For such a small town central Speightstown also has an abundance of churches. I counted five, though when I mentioned this to my taxi driver a few days later, he was certain I had missed a few. There is the bright fuschia colored, modern looking Church of the Nazarene, a small Seventh Day Adventist church and the lovely St. James Parish Church. Originally built in 1629 on one of the oldest tracts of consecrated land on Barbados, St. James was rebuilt several times over the years. Many original settlers and notable locals were buried in the adjoining gardens. The current coral stone, high ceiling structure has three intricate stained glass windows and a 17th century bell.

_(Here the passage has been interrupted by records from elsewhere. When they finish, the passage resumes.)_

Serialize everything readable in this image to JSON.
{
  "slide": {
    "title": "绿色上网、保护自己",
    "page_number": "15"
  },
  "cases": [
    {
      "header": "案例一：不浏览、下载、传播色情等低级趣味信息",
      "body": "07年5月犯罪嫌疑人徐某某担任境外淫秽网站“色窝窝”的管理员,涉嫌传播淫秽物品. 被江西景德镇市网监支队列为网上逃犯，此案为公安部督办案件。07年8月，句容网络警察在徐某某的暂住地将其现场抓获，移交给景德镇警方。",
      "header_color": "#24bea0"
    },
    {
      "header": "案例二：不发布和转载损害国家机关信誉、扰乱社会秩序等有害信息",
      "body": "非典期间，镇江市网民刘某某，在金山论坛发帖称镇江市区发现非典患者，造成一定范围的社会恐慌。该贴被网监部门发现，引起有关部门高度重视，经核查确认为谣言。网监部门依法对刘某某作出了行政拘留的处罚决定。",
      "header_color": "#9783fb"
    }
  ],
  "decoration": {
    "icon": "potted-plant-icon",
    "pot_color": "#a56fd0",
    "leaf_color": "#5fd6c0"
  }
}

Holetown’s Limegrove Lifestyle Centre will rescue anyone desperately seeking some high-end retail therapy. Tel 246/620-5463, www.limegrove.com. Note that Barbados is both is tax free and VAT free, hence that provides a very good excuse to head to Bridgetown’s Broad Street if time requires a Rolex or a finger is in dire need of a Colombian emerald. Bridgetown also possesses some marvelous colonial structures on charming streets.
On the south side of the island in St. Philips Parish, the Sunbury Plantation House is set on 6.5 manicured acres. Reopened in November 2018 after extensive renovations by its new owners, Sunbury has an amazing array of antiques, including a pair of chairs from Queen Victoria’s coronation and a 300-year-old mahogany table that seats 26. There is also a great collection of housewares, prints, and horse drawn carriages. Tel 246/423-6270.
If old cars float your boat, head over to Christ Church Parish and to the Mallalieu Motor Museum. Here in this private collection, you can see a 1955 Allard P1, a 1947 Bentley Drophead Coupe, and a 1953 Daimler, among several other vintage cars, many of which are in excellent working condition. Open Mondays through Fridays from 8am to 5pm and on weekends by appointment. Tel 246/424-4640.
The Lesson Learned
Warm, clear waters on beautiful beaches, abundant sea life, and swaying palms are always the anecdote to urban living. Add to that good food, friendly locals and tax free shopping and you have a recipe for a perfect several day interlude.
Julie L. Kessler is MoneyInc’s Travel & Luxury Editor and writes travel features for various major media outlets. She is also an attorney and legal columnist based in Los Angeles and the author of the award-winning book “Fifty-Fifty: The Clarity of Hindsight.” She can be reached at Julie@VagabondLawyer.com